Procurement officers

According to Mr Prempeh, NADMO also lacked procurement officers to procure relief items as the district level looked up to the headquarters and that caused delays in some of the items reaching victims on time.

The Minister for the Interior, Mr Ambrose Dery, who was with the NADMO team, assured the committee that he was going to talk to the Finance Minister concerning the release of funds to purchase relief items for victims.

He sympathised with the families of the people who lost their lives during the rains last Sunday and attributed some of the causes to the improper sighting of signboards which at times disrupted people during the rainy season, apart from buildings on waterways.

Mr Dery also assured the committee that the government was taking steps to see how best to contain the floods or its after-effects.

Ravaging effect

While NADMO recounts its troubles, scores of people are grappling with the ravaging effects of the rainy season as some persons lost their lives last Sunday after four hours of rainfall.

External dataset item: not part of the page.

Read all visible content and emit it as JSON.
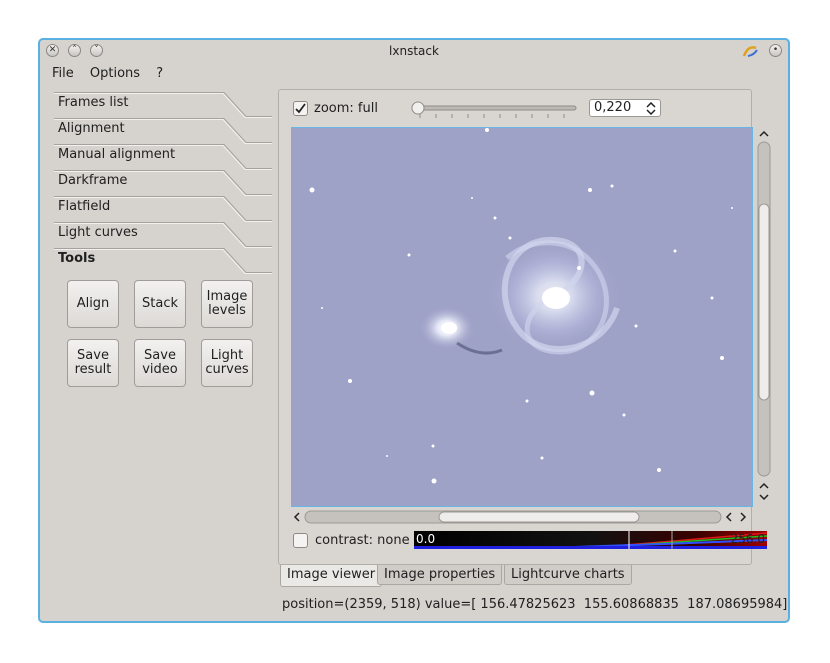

The deaths come exactly a week after five others died after last week Sunday’s downpour. The fatalities were a woman and her child, two men and one other who was electrocuted.

Last year, a culvert near the Kpeshie Lagoon on the Teshie-La boundary swallowed the vehicle of Dr Aya Hayfron, a medical doctor who attempted to cross the drain on a rainy Monday evening. She was found dead the next morning.

Mr Avedzi, who is also the Deputy Minority Leader, promised to assist NADMO by adding the committee’s voice to theirs for the Ministry of Finance to release funds on time in order for them to procure relief items for victims.